AIM OF THE EXERCISE:
Your job is to write out each record precisely as it stands.

-=-=-=-=-

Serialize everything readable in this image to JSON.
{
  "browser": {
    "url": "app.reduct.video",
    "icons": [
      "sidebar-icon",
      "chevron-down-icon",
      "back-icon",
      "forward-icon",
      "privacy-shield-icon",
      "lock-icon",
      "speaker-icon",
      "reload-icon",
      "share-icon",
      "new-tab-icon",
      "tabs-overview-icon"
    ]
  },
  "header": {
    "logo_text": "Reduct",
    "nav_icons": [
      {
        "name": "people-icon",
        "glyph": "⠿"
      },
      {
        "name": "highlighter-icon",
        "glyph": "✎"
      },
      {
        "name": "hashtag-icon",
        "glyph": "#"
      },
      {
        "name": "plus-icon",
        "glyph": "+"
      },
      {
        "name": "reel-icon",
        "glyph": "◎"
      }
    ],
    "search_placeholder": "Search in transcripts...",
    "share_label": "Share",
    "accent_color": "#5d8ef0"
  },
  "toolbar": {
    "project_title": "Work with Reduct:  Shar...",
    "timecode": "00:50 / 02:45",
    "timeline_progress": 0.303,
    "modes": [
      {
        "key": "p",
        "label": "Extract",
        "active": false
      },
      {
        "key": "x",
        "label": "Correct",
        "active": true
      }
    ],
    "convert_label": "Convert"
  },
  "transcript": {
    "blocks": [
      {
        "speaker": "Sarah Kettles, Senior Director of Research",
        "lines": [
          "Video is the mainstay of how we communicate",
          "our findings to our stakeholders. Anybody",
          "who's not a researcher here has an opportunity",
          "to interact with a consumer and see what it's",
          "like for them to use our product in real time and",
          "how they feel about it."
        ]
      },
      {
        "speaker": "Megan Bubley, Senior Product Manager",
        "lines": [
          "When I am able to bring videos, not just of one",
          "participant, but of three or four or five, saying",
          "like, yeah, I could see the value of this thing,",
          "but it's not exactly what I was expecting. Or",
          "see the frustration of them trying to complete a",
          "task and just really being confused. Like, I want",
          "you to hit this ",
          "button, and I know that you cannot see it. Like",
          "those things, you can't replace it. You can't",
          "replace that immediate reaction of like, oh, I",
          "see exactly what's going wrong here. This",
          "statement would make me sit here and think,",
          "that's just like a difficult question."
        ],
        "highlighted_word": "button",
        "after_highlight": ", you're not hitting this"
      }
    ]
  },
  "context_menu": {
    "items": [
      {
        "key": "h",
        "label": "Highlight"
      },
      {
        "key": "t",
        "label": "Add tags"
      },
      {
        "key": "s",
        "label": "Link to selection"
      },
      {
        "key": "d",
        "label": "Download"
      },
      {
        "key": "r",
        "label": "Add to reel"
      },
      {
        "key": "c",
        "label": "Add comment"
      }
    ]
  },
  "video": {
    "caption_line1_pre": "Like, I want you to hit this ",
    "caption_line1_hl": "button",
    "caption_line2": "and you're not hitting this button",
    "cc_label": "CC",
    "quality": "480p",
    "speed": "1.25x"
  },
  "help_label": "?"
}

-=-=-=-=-

EXPECTED ANSWER:
Serialize everything readable in this image to JSON.
{
  "browser": {
    "url": "app.reduct.video",
    "icons": [
      "sidebar-icon",
      "chevron-down-icon",
      "back-icon",
      "forward-icon",
      "privacy-shield-icon",
      "lock-icon",
      "speaker-icon",
      "reload-icon",
      "share-icon",
      "new-tab-icon",
      "tabs-overview-icon"
    ]
  },
  "header": {
    "logo_text": "Reduct",
    "nav_icons": [
      {
        "name": "people-icon",
        "glyph": "⠿"
      },
      {
        "name": "highlighter-icon",
        "glyph": "✎"
      },
      {
        "name": "hashtag-icon",
        "glyph": "#"
      },
      {
        "name": "plus-icon",
        "glyph": "+"
      },
      {
        "name": "reel-icon",
        "glyph": "◎"
      }
    ],
    "search_placeholder": "Search in transcripts...",
    "share_label": "Share",
    "accent_color": "#5d8ef0"
  },
  "toolbar": {
    "project_title": "Work with Reduct:  Shar...",
    "timecode": "00:50 / 02:45",
    "timeline_progress": 0.303,
    "modes": [
      {
        "key": "p",
        "label": "Extract",
        "active": false
      },
      {
        "key": "x",
        "label": "Correct",
        "active": true
      }
    ],
    "convert_label": "Convert"
  },
  "transcript": {
    "blocks": [
      {
        "speaker": "Sarah Kettles, Senior Director of Research",
        "lines": [
          "Video is the mainstay of how we communicate",
          "our findings to our stakeholders. Anybody",
          "who's not a researcher here has an opportunity",
          "to interact with a consumer and see what it's",
          "like for them to use our product in real time and",
          "how they feel about it."
        ]
      },
      {
        "speaker": "Megan Bubley, Senior Product Manager",
        "lines": [
          "When I am able to bring videos, not just of one",
          "participant, but of three or four or five, saying",
          "like, yeah, I could see the value of this thing,",
          "but it's not exactly what I was expecting. Or",
          "see the frustration of them trying to complete a",
          "task and just really being confused. Like, I want",
          "you to hit this ",
          "button, and I know that you cannot see it. Like",
          "those things, you can't replace it. You can't",
          "replace that immediate reaction of like, oh, I",
          "see exactly what's going wrong here. This",
          "statement would make me sit here and think,",
          "that's just like a difficult question."
        ],
        "highlighted_word": "button",
        "after_highlight": ", you're not hitting this"
      }
    ]
  },
  "context_menu": {
    "items": [
      {
        "key": "h",
        "label": "Highlight"
      },
      {
        "key": "t",
        "label": "Add tags"
      },
      {
        "key": "s",
        "label": "Link to selection"
      },
      {
        "key": "d",
        "label": "Download"
      },
      {
        "key": "r",
        "label": "Add to reel"
      },
      {
        "key": "c",
        "label": "Add comment"
      }
    ]
  },
  "video": {
    "caption_line1_pre": "Like, I want you to hit this ",
    "caption_line1_hl": "button",
    "caption_line2": "and you're not hitting this button",
    "cc_label": "CC",
    "quality": "480p",
    "speed": "1.25x"
  },
  "help_label": "?"
}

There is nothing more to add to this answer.